━━━━━ Extracted entries

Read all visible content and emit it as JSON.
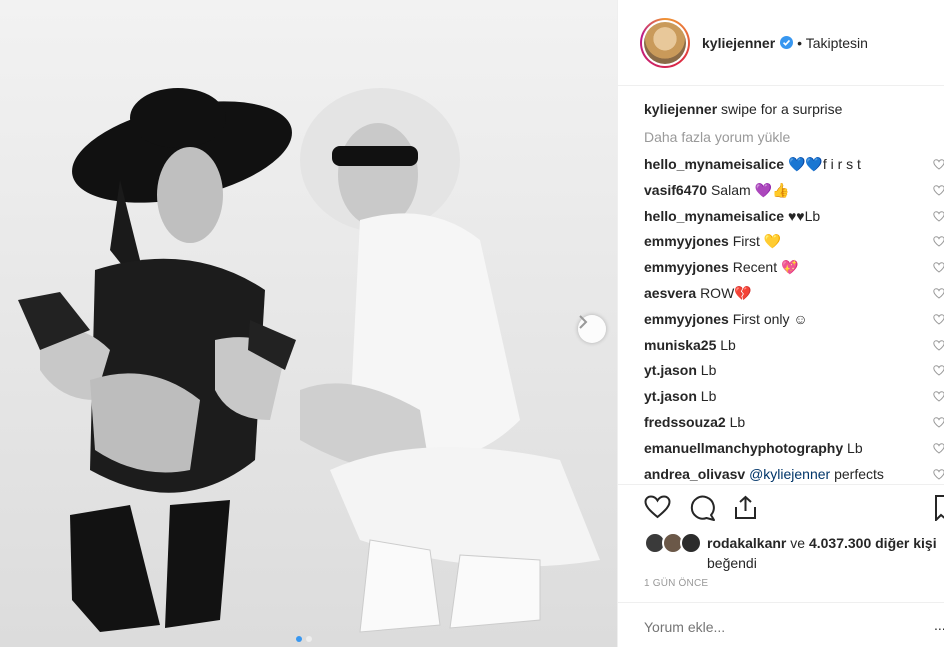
{
  "post": {
    "carousel": {
      "slide_count": 2,
      "current_slide": 1
    }
  },
  "header": {
    "username": "kyliejenner",
    "follow_label": "• Takiptesin"
  },
  "caption": {
    "username": "kyliejenner",
    "text": "swipe for a surprise"
  },
  "load_more_label": "Daha fazla yorum yükle",
  "comments": [
    {
      "user": "hello_mynameisalice",
      "text": "💙💙f i r s t"
    },
    {
      "user": "vasif6470",
      "text": "Salam 💜👍"
    },
    {
      "user": "hello_mynameisalice",
      "text": "♥♥Lb"
    },
    {
      "user": "emmyyjones",
      "text": "First 💛"
    },
    {
      "user": "emmyyjones",
      "text": "Recent 💖"
    },
    {
      "user": "aesvera",
      "text": "ROW💔"
    },
    {
      "user": "emmyyjones",
      "text": "First only ☺"
    },
    {
      "user": "muniska25",
      "text": "Lb"
    },
    {
      "user": "yt.jason",
      "text": "Lb"
    },
    {
      "user": "yt.jason",
      "text": "Lb"
    },
    {
      "user": "fredssouza2",
      "text": "Lb"
    },
    {
      "user": "emanuellmanchyphotography",
      "text": "Lb"
    },
    {
      "user": "andrea_olivasv",
      "mention": "@kyliejenner",
      "text": "perfects"
    }
  ],
  "likes": {
    "first_user": "rodakalkanr",
    "connector": "ve",
    "count": "4.037.300 diğer kişi",
    "suffix": "beğendi"
  },
  "timestamp": "1 GÜN ÖNCE",
  "add_comment": {
    "placeholder": "Yorum ekle..."
  },
  "more_label": "...",
  "colors": {
    "verified": "#3897f0",
    "mention": "#003569",
    "muted": "#999999"
  }
}
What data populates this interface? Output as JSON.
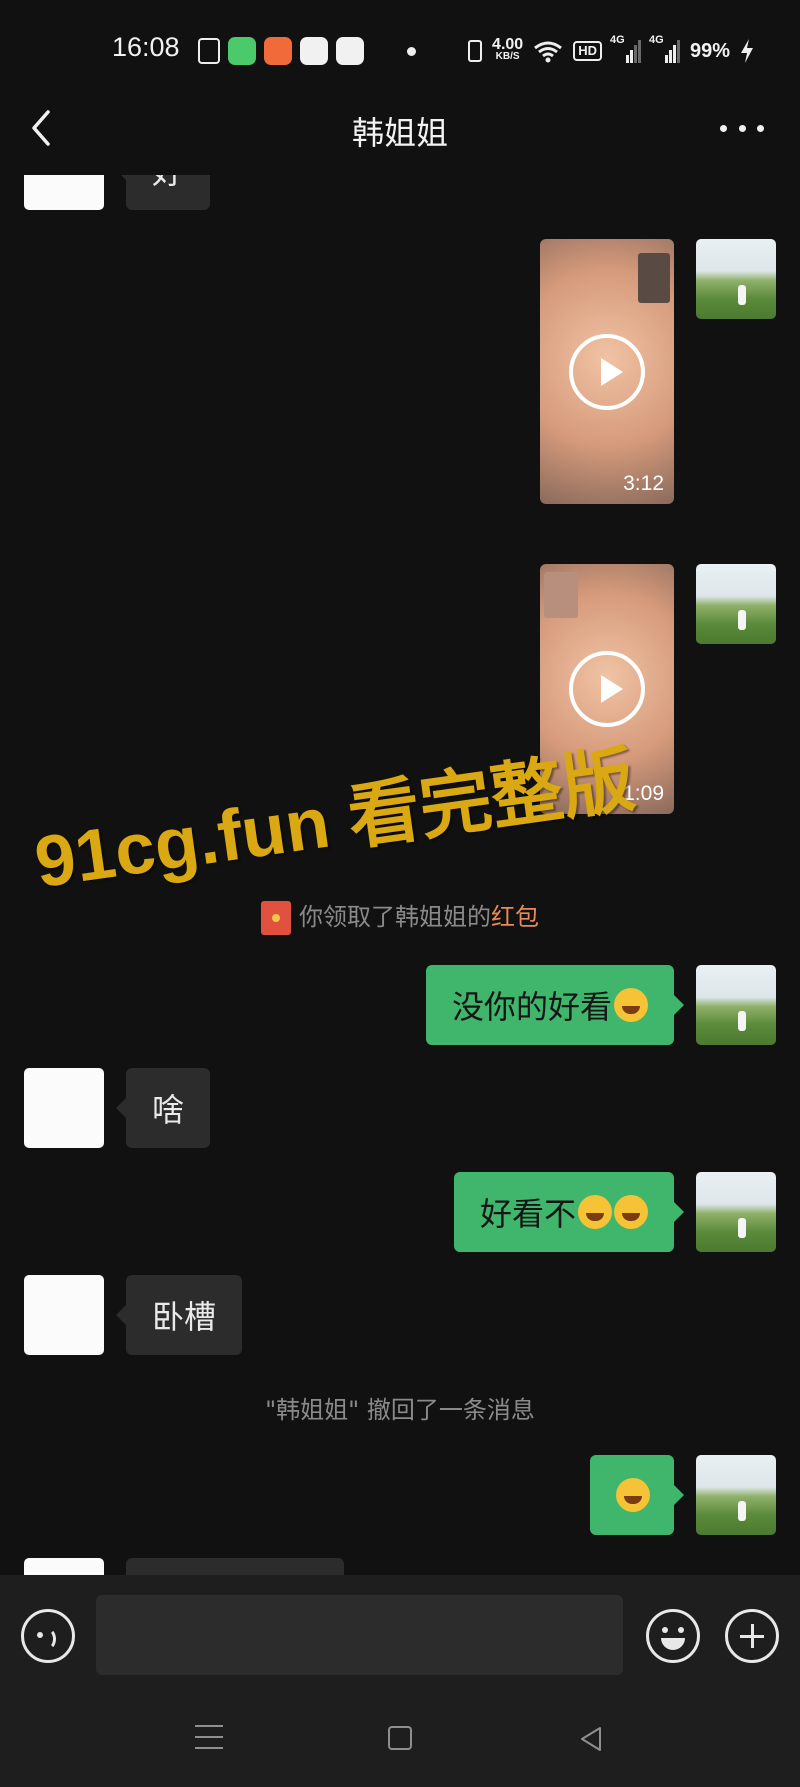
{
  "status_bar": {
    "time": "16:08",
    "net_speed_value": "4.00",
    "net_speed_unit": "KB/S",
    "hd_label": "HD",
    "sim1_label": "4G",
    "sim2_label": "4G",
    "battery": "99%"
  },
  "header": {
    "title": "韩姐姐"
  },
  "messages": {
    "m1_text": "好",
    "m1_duration": "3:12",
    "m2_duration": "1:09",
    "redpacket_prefix": "你领取了韩姐姐的",
    "redpacket_link": "红包",
    "m3_text": "没你的好看",
    "m4_text": "啥",
    "m5_text": "好看不",
    "m6_text": "卧槽",
    "recall_notice": "\"韩姐姐\" 撤回了一条消息"
  },
  "watermark": "91cg.fun 看完整版",
  "colors": {
    "background": "#111111",
    "outgoing_bubble": "#3fb66b",
    "incoming_bubble": "#2c2c2c",
    "watermark": "#d9a812",
    "redpacket_link": "#e88a5a"
  },
  "icons": {
    "back": "chevron-left-icon",
    "more": "more-dots-icon",
    "voice": "voice-icon",
    "emoji": "emoji-icon",
    "plus": "plus-icon"
  }
}
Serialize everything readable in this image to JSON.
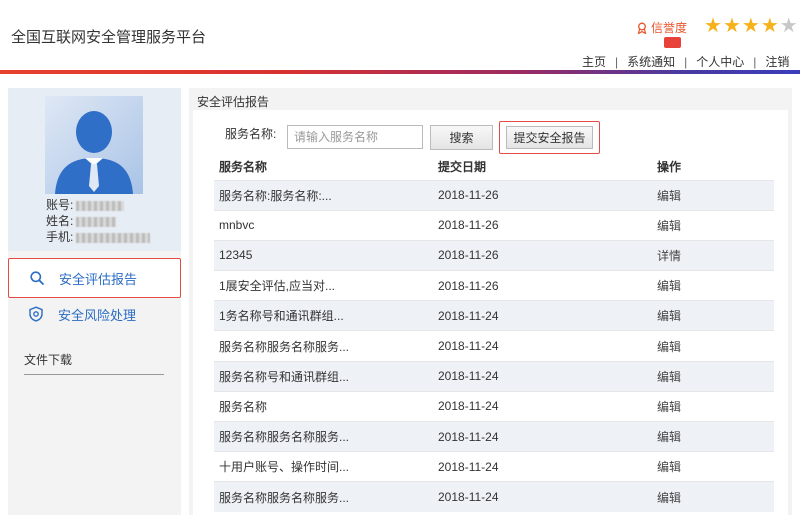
{
  "header": {
    "title": "全国互联网安全管理服务平台",
    "credit_label": "信誉度",
    "stars": [
      true,
      true,
      true,
      true,
      false
    ],
    "nav": [
      "主页",
      "系统通知",
      "个人中心",
      "注销"
    ]
  },
  "sidebar": {
    "profile": {
      "account_label": "账号:",
      "name_label": "姓名:",
      "phone_label": "手机:"
    },
    "menu": [
      {
        "label": "安全评估报告",
        "icon": "search-icon",
        "active": true
      },
      {
        "label": "安全风险处理",
        "icon": "shield-icon",
        "active": false
      }
    ],
    "downloads_label": "文件下载"
  },
  "main": {
    "panel_title": "安全评估报告",
    "search": {
      "label": "服务名称:",
      "placeholder": "请输入服务名称",
      "search_button": "搜索",
      "submit_button": "提交安全报告"
    },
    "table": {
      "headers": [
        "服务名称",
        "提交日期",
        "操作"
      ],
      "rows": [
        {
          "name": "服务名称:服务名称:...",
          "date": "2018-11-26",
          "action": "编辑"
        },
        {
          "name": "mnbvc",
          "date": "2018-11-26",
          "action": "编辑"
        },
        {
          "name": "12345",
          "date": "2018-11-26",
          "action": "详情"
        },
        {
          "name": "1展安全评估,应当对...",
          "date": "2018-11-26",
          "action": "编辑"
        },
        {
          "name": "1务名称号和通讯群组...",
          "date": "2018-11-24",
          "action": "编辑"
        },
        {
          "name": "服务名称服务名称服务...",
          "date": "2018-11-24",
          "action": "编辑"
        },
        {
          "name": "服务名称号和通讯群组...",
          "date": "2018-11-24",
          "action": "编辑"
        },
        {
          "name": "服务名称",
          "date": "2018-11-24",
          "action": "编辑"
        },
        {
          "name": "服务名称服务名称服务...",
          "date": "2018-11-24",
          "action": "编辑"
        },
        {
          "name": "十用户账号、操作时间...",
          "date": "2018-11-24",
          "action": "编辑"
        },
        {
          "name": "服务名称服务名称服务...",
          "date": "2018-11-24",
          "action": "编辑"
        }
      ]
    }
  },
  "colors": {
    "accent_red": "#e34b45",
    "link_blue": "#2b6cc4",
    "star_gold": "#f5b21b",
    "credit_orange": "#e8532a"
  }
}
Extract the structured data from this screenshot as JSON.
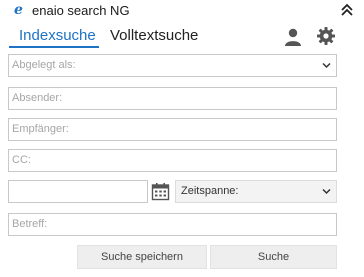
{
  "app": {
    "logo": "e",
    "title": "enaio search NG"
  },
  "tabs": [
    {
      "label": "Indexsuche",
      "active": true
    },
    {
      "label": "Volltextsuche",
      "active": false
    }
  ],
  "icons": {
    "collapse": "double-chevron-up-icon",
    "user": "user-icon",
    "settings": "gear-icon",
    "calendar": "calendar-icon",
    "dropdown": "chevron-down-icon"
  },
  "form": {
    "ablage_placeholder": "Abgelegt als:",
    "absender_placeholder": "Absender:",
    "empfaenger_placeholder": "Empfänger:",
    "cc_placeholder": "CC:",
    "date_value": "",
    "zeitspanne_value": "Zeitspanne:",
    "betreff_placeholder": "Betreff:"
  },
  "buttons": {
    "save": "Suche speichern",
    "search": "Suche"
  },
  "colors": {
    "accent": "#1e73c4",
    "icon": "#555555"
  }
}
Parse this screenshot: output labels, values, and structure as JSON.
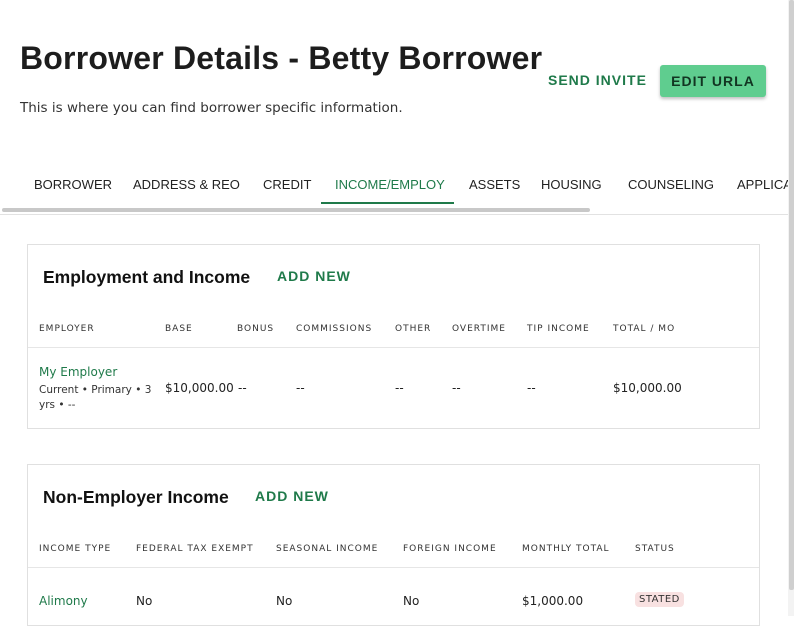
{
  "header": {
    "title": "Borrower Details - Betty Borrower",
    "subtitle": "This is where you can find borrower specific information.",
    "send_invite_label": "SEND INVITE",
    "edit_urla_label": "EDIT URLA"
  },
  "tabs": [
    {
      "label": "BORROWER"
    },
    {
      "label": "ADDRESS & REO"
    },
    {
      "label": "CREDIT"
    },
    {
      "label": "INCOME/EMPLOY",
      "active": true
    },
    {
      "label": "ASSETS"
    },
    {
      "label": "HOUSING"
    },
    {
      "label": "COUNSELING"
    },
    {
      "label": "APPLICAT"
    }
  ],
  "employment": {
    "title": "Employment and Income",
    "add_new_label": "ADD NEW",
    "columns": [
      "EMPLOYER",
      "BASE",
      "BONUS",
      "COMMISSIONS",
      "OTHER",
      "OVERTIME",
      "TIP INCOME",
      "TOTAL / MO"
    ],
    "rows": [
      {
        "employer": "My Employer",
        "meta": "Current • Primary • 3 yrs • --",
        "base": "$10,000.00",
        "bonus": "--",
        "commissions": "--",
        "other": "--",
        "overtime": "--",
        "tip_income": "--",
        "total": "$10,000.00"
      }
    ]
  },
  "non_employer": {
    "title": "Non-Employer Income",
    "add_new_label": "ADD NEW",
    "columns": [
      "INCOME TYPE",
      "FEDERAL TAX EXEMPT",
      "SEASONAL INCOME",
      "FOREIGN INCOME",
      "MONTHLY TOTAL",
      "STATUS"
    ],
    "rows": [
      {
        "income_type": "Alimony",
        "federal_tax_exempt": "No",
        "seasonal_income": "No",
        "foreign_income": "No",
        "monthly_total": "$1,000.00",
        "status": "STATED"
      }
    ]
  },
  "colors": {
    "accent": "#1f7a4a",
    "primary_button": "#5fcd8f",
    "status_badge_bg": "#f8e1e1"
  }
}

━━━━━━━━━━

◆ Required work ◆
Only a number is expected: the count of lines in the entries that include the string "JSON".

◆ Completed exercise ◆
5